Remembering Behrens on Her Birthday
But this is not a mournful post, but rather a celebration of her birth of one of those singers who became a polarizing force in the world of opera. People loved her, people loathed her and, often there was not much room in between.
For me, Behrens' voice was one-of-a-kind; instantly recognizable and, as with the most committed of singers, always in search of how best to serve the composer. It's interesting to me how, a few years now after her death, whenever I play her recordings for friends, the almost universal comment is, "I don't remember her voice being this beautiful," a sentiment I, who have always found that voice so beautiful, have difficulty fathoming. But, I'm just glad they do.

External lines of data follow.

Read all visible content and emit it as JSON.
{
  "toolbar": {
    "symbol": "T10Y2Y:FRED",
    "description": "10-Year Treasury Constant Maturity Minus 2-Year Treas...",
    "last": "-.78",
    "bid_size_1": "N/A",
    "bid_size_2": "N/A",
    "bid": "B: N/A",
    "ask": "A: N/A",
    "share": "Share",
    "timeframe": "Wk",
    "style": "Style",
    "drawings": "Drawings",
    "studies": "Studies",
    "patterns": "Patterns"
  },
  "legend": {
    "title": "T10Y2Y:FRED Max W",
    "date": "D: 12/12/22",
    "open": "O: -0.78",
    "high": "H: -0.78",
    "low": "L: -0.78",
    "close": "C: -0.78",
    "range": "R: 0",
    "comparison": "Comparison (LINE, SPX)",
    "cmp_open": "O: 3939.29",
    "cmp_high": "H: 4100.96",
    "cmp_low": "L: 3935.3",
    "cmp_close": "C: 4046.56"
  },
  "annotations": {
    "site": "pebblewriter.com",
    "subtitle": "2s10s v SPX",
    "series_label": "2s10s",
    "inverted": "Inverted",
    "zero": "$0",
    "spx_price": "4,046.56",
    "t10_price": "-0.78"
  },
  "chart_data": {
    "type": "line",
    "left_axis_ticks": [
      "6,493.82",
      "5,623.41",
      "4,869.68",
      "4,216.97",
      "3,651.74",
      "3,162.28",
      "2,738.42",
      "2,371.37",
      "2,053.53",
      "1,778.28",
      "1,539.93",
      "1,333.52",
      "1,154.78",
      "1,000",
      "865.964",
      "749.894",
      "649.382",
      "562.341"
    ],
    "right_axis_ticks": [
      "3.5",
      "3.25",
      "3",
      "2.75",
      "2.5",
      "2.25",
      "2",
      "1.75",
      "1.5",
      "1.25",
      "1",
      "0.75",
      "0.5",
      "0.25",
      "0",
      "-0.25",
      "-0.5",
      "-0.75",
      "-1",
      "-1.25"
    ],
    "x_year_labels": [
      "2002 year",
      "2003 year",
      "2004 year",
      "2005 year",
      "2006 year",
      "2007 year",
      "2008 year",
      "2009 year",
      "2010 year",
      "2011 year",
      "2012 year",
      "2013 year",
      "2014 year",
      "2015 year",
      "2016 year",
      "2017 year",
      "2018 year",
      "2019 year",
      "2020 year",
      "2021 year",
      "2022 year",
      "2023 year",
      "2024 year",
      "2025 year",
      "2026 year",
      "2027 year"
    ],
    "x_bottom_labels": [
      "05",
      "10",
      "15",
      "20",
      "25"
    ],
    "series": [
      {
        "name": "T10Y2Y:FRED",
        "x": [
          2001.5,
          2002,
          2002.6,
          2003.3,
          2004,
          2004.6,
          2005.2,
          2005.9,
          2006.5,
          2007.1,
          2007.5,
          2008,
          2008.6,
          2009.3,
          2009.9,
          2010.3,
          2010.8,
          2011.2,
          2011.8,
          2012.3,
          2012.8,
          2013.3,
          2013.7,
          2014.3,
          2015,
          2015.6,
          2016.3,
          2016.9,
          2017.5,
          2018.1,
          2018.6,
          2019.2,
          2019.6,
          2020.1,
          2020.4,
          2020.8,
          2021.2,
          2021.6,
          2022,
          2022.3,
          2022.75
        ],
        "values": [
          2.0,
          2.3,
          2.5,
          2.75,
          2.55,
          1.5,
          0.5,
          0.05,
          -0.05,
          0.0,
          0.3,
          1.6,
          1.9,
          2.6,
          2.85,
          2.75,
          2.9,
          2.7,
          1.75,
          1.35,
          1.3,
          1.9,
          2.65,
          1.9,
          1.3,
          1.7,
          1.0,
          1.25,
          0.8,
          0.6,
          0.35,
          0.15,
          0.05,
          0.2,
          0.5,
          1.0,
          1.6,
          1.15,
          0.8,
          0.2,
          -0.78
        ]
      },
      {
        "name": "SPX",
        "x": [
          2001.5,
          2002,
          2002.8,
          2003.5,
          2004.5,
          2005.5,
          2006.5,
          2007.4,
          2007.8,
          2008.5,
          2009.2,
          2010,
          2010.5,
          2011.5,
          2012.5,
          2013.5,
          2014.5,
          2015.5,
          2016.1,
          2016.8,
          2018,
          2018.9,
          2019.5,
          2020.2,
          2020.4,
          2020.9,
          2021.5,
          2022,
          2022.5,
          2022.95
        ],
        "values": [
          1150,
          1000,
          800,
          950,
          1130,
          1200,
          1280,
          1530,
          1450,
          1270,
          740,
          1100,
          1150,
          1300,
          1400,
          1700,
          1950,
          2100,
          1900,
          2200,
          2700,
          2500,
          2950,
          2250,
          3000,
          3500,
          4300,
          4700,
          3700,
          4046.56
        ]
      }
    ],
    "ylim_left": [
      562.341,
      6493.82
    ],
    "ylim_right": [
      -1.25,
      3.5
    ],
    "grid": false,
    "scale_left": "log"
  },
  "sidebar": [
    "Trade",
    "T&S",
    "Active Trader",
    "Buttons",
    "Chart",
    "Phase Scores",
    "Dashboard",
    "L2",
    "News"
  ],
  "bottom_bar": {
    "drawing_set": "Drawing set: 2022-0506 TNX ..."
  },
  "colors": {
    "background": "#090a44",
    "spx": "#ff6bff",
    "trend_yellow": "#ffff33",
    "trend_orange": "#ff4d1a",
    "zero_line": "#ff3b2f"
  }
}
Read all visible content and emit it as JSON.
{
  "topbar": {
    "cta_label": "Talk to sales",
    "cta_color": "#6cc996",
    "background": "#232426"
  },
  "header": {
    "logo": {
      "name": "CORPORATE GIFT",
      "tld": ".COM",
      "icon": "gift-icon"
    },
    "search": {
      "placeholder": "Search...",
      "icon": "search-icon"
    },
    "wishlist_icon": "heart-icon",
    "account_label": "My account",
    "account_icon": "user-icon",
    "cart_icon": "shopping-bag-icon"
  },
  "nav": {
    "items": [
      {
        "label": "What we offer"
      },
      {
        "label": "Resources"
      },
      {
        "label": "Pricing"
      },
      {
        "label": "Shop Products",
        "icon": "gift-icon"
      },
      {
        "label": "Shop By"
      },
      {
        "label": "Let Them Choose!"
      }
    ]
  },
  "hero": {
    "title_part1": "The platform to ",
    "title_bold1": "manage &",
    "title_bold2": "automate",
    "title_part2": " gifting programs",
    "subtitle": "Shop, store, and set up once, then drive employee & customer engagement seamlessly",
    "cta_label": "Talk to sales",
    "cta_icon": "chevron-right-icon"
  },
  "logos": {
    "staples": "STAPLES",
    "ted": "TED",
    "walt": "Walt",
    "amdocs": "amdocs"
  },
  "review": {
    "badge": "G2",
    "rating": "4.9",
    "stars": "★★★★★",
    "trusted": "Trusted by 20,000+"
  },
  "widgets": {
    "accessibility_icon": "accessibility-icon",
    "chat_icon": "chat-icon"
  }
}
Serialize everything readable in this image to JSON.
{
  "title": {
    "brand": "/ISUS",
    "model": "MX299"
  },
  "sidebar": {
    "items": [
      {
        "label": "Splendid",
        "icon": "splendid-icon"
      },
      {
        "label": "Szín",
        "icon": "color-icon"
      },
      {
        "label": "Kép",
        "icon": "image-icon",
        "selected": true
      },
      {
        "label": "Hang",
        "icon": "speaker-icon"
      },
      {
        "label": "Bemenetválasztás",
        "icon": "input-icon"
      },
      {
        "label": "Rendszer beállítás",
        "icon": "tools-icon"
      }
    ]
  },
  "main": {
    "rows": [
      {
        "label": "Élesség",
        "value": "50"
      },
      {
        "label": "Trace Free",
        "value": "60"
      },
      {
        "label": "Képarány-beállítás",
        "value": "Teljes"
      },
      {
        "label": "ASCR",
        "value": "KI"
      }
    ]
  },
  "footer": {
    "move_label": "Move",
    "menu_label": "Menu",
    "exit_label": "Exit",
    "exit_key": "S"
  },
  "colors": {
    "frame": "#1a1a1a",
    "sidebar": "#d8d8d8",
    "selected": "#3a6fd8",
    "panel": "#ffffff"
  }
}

There were so many roles I adored her in, but none so much as the one that introduced me to her: Salome. While I grew up on other singers of the role - great ones to be sure - Behrens was the very first who made me see and hear the depraved Judean princess as a girl, and that, my friends, changed everything. There were so many touches I'd never before heard, and I recall anticipating how she would belt out that first great phrase when her bloody prize emerged from the cistern. "Du wolltest mich nicht deinen Mund," - here, most sopranos deliver the moment with either a sense of exaltation or horror movie terror . . . effective either way but with Behrens you get both . . . each one simultaneously in an explosion of sound that, naturally, changes the course of the rest of the opera. Throughout Strauss' remarkable music Behrens sweeps through combining exquisite, silvery lyricism then ramping it back up with dramatic explosions of near volcanic proportion.
I'm ranting on (as usual) wanted something up here today to honor the birthday of this amazing singer who, right up until the day she was taken from us, was still filled with the joy of music, singing, working and teaching young singers.
If anyone finds themselves with a moment to spare today (or the next few), I hope you'll do yourself a favor and listen to the final scene from that legendary EMI recording with Hildegard (here along with Karl-Walter Böhm's Herod) under
Herbert von Karajan.
You may be gone, but Happy Birthday, Hildegard . . . and danke danke schön, dear lady.